Supplied records: Begin

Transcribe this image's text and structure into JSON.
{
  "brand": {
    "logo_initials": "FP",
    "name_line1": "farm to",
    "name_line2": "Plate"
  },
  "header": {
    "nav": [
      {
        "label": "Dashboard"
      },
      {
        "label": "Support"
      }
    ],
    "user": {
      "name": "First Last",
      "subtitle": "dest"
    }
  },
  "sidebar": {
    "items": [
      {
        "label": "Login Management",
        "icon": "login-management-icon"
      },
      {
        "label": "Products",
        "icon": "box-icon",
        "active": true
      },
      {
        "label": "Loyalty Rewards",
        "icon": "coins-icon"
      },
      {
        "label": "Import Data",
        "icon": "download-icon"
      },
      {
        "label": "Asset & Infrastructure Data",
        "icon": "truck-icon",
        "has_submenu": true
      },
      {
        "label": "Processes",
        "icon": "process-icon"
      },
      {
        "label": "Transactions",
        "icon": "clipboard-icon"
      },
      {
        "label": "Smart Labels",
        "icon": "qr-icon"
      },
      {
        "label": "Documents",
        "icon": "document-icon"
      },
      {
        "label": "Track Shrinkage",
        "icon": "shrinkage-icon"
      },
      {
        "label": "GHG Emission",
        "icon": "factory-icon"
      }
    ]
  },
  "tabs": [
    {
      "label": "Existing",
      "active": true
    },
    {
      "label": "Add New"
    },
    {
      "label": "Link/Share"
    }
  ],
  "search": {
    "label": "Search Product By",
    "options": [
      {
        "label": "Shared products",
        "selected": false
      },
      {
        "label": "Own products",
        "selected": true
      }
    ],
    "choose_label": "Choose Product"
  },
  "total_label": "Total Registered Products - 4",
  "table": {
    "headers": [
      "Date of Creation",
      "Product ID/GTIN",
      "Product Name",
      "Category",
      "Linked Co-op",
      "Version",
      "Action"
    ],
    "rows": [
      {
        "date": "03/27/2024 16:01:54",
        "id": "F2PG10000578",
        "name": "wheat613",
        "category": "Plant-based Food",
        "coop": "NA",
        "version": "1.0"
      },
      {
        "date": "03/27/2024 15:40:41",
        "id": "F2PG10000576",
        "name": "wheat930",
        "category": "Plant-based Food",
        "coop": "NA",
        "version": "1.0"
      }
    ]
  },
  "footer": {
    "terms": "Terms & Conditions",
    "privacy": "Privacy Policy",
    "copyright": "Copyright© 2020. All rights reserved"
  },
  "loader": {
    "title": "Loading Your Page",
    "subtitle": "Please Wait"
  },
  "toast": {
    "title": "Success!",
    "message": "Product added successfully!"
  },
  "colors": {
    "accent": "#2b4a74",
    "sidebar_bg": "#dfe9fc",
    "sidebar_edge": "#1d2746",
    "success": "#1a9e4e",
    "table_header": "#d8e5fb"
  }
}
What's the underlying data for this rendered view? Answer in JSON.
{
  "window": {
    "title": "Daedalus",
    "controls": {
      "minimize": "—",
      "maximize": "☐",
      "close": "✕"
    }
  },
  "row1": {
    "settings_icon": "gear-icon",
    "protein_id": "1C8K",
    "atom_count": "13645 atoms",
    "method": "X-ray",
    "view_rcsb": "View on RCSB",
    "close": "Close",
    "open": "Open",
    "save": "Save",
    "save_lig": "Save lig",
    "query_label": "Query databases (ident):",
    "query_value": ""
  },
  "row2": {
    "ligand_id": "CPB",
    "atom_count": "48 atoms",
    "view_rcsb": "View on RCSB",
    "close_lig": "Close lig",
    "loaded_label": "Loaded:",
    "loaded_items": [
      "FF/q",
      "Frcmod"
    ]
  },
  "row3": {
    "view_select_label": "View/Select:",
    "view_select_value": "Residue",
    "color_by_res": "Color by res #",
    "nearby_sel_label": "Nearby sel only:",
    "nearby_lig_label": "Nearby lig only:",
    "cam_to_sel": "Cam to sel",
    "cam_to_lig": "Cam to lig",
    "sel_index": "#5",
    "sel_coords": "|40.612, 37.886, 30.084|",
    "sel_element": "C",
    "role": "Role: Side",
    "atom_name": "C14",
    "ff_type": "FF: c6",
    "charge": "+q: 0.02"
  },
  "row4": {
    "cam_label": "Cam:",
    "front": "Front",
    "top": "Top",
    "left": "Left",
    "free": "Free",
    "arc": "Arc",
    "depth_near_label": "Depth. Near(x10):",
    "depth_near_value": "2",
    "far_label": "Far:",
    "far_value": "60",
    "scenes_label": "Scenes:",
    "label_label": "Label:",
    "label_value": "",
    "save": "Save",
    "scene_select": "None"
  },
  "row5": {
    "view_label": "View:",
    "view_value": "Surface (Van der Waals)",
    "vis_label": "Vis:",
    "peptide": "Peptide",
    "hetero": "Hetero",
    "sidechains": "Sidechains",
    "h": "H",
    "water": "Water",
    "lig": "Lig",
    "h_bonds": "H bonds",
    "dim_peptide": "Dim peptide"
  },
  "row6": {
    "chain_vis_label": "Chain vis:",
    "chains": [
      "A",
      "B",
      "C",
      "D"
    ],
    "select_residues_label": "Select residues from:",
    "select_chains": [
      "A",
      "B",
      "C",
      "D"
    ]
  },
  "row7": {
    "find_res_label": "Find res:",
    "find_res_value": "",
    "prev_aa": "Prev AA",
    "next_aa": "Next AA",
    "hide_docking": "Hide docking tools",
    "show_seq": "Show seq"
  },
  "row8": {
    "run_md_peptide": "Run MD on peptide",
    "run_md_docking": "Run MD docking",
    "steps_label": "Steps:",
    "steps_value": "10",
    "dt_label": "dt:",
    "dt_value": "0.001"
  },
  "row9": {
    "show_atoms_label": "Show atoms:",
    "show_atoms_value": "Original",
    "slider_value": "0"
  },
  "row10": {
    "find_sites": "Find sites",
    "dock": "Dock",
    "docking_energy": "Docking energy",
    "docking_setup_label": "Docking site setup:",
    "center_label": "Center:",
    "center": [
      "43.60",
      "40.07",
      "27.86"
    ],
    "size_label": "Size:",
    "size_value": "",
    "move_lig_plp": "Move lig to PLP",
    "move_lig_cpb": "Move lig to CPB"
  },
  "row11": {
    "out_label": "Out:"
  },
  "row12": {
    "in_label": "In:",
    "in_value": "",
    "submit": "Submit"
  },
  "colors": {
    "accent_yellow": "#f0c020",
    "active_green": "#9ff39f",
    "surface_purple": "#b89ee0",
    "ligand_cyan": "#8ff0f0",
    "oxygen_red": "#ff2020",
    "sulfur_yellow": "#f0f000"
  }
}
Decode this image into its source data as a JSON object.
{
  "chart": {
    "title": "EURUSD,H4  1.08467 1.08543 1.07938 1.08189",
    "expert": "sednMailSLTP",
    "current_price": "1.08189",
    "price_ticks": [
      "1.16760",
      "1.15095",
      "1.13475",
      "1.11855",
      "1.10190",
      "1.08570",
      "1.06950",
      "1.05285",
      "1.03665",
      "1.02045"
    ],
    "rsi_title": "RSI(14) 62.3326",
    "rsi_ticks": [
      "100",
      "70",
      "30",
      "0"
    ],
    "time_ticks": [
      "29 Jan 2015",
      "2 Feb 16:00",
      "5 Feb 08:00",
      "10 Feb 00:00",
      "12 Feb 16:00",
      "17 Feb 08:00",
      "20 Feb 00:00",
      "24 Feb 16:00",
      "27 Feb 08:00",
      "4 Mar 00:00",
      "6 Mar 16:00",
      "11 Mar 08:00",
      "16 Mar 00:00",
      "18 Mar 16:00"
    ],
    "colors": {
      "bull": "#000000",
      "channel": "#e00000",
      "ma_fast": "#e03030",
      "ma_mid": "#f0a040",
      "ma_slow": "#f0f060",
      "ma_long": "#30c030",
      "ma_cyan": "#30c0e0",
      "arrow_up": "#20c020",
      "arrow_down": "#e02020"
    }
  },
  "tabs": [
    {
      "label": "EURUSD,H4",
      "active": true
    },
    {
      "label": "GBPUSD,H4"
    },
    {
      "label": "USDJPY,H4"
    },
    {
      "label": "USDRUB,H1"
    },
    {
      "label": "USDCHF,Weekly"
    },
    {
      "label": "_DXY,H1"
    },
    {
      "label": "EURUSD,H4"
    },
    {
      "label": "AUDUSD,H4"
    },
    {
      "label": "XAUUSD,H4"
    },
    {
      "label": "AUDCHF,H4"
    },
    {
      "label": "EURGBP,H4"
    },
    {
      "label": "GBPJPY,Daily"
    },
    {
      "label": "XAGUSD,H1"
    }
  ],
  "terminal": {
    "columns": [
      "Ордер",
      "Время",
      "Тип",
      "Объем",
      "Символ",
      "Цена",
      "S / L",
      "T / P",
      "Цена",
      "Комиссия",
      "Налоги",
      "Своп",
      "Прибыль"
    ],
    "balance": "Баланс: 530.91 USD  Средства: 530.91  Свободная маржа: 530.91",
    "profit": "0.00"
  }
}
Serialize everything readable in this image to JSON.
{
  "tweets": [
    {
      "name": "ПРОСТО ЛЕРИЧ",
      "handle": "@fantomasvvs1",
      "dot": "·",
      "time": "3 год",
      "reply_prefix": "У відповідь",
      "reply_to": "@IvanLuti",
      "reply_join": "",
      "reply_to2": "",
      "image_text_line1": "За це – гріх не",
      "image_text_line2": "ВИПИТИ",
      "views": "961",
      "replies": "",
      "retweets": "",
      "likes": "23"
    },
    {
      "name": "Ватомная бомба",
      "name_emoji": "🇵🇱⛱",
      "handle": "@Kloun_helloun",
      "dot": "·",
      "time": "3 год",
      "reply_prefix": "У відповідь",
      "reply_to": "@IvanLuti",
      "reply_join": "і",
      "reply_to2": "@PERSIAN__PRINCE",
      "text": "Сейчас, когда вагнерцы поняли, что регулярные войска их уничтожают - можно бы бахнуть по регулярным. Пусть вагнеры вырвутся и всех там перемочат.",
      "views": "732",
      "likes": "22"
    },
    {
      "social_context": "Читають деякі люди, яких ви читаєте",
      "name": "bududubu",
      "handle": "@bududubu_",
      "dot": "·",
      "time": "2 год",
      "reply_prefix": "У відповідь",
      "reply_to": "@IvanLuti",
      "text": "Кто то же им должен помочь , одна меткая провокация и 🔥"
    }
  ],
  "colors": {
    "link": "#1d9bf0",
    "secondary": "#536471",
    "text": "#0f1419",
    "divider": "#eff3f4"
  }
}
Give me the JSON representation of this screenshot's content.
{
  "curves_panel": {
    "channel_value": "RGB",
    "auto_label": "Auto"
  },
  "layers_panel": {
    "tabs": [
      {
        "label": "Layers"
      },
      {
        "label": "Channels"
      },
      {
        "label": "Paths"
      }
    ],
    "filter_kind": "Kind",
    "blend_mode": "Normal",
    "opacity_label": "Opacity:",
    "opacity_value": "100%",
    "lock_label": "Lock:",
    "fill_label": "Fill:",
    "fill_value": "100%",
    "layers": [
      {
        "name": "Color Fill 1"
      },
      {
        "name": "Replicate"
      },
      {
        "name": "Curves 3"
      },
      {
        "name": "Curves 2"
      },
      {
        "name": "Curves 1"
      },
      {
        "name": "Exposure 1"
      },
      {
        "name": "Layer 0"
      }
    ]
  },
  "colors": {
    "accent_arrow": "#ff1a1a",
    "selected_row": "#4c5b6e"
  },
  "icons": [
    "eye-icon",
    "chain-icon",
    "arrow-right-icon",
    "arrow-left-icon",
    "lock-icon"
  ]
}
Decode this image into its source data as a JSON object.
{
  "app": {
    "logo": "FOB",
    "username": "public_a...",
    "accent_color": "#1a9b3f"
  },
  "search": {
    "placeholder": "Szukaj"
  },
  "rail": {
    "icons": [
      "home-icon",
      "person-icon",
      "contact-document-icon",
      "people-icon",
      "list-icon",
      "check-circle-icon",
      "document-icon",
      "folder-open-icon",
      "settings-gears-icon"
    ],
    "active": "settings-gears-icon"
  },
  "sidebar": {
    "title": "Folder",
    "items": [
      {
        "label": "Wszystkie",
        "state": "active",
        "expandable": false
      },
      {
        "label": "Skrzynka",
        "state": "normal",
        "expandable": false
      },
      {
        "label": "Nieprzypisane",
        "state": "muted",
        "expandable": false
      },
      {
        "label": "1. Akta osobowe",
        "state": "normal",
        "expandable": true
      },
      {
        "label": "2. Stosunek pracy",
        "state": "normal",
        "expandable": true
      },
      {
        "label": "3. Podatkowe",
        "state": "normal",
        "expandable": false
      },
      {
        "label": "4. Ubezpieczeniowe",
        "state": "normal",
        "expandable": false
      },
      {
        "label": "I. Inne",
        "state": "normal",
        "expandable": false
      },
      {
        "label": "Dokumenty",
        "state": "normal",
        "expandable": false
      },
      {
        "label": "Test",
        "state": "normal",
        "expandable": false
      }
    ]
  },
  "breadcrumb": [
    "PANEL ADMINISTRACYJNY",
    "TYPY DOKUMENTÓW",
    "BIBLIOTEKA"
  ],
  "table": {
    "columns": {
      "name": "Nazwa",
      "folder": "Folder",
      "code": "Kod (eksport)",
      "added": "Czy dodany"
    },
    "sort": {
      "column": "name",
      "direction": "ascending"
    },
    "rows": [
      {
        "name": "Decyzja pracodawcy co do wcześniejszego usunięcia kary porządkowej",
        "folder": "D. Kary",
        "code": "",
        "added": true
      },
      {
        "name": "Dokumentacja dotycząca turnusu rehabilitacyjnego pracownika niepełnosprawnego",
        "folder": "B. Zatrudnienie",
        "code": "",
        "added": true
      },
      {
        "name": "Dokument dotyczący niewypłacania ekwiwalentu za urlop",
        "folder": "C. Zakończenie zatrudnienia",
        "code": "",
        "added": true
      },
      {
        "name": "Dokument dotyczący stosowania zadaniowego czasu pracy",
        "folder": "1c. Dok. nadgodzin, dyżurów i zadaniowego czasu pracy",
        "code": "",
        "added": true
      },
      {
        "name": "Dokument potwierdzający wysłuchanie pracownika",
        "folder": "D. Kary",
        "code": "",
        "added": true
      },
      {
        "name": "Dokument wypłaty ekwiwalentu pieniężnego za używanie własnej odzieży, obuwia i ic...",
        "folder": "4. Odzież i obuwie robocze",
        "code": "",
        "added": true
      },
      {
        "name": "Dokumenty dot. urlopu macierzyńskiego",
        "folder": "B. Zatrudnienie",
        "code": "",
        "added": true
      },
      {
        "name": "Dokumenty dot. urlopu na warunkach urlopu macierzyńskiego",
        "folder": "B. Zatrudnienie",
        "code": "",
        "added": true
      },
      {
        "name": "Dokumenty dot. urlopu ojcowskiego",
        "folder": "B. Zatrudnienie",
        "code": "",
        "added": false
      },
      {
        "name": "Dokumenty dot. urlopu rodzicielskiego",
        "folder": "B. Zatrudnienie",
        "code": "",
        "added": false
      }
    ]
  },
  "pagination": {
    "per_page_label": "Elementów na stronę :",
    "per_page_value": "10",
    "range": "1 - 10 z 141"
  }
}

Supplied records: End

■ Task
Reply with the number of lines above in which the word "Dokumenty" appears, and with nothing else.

■ Your response
5